WORK INSTRUCTION: Scan the data below for lines holding the word "name", and copy each line found.
----
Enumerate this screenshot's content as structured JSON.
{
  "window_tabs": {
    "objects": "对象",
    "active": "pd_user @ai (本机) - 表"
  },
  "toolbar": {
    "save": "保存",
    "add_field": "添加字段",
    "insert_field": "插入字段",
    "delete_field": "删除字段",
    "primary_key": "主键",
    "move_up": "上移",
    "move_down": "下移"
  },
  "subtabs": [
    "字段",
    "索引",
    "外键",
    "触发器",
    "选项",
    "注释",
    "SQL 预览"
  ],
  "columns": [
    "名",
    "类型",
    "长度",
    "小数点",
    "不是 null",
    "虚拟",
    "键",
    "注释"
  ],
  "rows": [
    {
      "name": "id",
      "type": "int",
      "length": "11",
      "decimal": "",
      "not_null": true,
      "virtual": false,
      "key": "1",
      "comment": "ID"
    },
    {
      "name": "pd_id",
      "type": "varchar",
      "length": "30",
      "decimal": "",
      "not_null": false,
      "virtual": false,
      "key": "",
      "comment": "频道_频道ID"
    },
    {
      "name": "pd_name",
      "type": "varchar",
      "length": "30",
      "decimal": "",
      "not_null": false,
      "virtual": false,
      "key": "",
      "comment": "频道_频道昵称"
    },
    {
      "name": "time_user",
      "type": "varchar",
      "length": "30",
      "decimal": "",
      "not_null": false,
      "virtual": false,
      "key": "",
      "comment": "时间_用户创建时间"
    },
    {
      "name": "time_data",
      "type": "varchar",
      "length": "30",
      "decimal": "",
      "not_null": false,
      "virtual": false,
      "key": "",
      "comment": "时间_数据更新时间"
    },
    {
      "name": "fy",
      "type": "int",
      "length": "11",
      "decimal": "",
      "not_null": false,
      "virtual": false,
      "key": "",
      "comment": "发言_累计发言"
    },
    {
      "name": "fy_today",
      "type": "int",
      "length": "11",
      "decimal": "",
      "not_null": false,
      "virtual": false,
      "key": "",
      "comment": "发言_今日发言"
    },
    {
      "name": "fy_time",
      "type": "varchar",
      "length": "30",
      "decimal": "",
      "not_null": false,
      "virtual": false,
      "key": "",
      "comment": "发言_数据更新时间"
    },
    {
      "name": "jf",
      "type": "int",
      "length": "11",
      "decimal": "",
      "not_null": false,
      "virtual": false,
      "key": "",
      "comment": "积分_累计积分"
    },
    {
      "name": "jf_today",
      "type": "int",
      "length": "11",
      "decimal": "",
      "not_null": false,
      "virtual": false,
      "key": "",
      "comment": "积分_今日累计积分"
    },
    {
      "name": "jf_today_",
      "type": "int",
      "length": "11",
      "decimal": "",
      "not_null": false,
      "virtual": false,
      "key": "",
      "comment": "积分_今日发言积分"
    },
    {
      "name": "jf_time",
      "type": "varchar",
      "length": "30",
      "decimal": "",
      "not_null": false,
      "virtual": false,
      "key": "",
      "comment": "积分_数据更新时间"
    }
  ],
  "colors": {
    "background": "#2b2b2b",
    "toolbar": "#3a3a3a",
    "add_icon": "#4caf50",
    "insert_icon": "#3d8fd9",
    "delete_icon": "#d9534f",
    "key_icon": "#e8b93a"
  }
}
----
ANSWER FOR THE TASK:
      "name": "id",
      "name": "pd_id",
      "name": "pd_name",
      "name": "time_user",
      "name": "time_data",
      "name": "fy",
      "name": "fy_today",
      "name": "fy_time",
      "name": "jf",
      "name": "jf_today",
      "name": "jf_today_",
      "name": "jf_time",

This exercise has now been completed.